At least one pool has already been stretched painfully thin by the volume of applicants. One week after the settlement was announced in late July, the Federal Trade Commission told consumers they’d be “disappointed” if they expected the full $125 reimbursement payout available to those who have already signed up for credit monitoring elsewhere.

Only $31 million was set aside for the payment pool, which would pay only 248,000 people if everyone received the full $125. Because the reimbursement payments will be paid equally to everyone in the pool, the actual payment will likely be a fraction of the advertised amount. More than 4.5 million people visited the official settlement website in the week after the deal was announced, the FTC said.

If you believe you’re owed more than $20,000—or you’re concerned that your payoff will be diluted by the number of claimants—you can opt out of the suit by November 2019 and retain your right to pursue separate legal action. If you don’t opt out and you apply for any kind of restitution—or you don’t take any action—you’ll be unable to sue the company for any future damages from the 2017 breach.

Fidelity Viewpoints

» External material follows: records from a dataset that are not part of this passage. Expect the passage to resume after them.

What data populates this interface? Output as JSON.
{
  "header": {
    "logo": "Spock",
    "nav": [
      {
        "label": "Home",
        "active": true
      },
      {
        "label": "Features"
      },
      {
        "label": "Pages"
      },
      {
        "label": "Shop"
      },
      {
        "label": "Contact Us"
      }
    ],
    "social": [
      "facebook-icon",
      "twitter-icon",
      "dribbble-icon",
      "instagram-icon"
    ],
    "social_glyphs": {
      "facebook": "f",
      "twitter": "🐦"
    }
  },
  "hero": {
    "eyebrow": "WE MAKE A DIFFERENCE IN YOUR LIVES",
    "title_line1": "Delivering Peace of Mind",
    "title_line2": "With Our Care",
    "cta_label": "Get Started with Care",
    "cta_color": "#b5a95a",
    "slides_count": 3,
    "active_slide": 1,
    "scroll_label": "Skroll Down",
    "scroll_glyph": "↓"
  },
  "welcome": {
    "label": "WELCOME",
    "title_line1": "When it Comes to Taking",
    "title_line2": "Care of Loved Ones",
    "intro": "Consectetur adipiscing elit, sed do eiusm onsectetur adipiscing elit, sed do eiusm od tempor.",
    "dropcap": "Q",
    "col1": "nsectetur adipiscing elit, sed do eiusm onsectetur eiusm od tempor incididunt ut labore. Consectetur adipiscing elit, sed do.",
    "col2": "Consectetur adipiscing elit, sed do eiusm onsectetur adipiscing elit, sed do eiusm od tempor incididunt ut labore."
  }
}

(Image credit: Getty Images)
Brendan Pedersen
Staff Writer, Kiplinger's Personal Finance
Brendan joined Kiplinger in 2018 and writes about technology, security and money. A Chicagoland native, he graduated from DePaul University with degrees in journalism and political science. Before moving to Washington, D.C., Brendan covered local politics for NBC Chicago and daily news for BusinessDen in Colorado.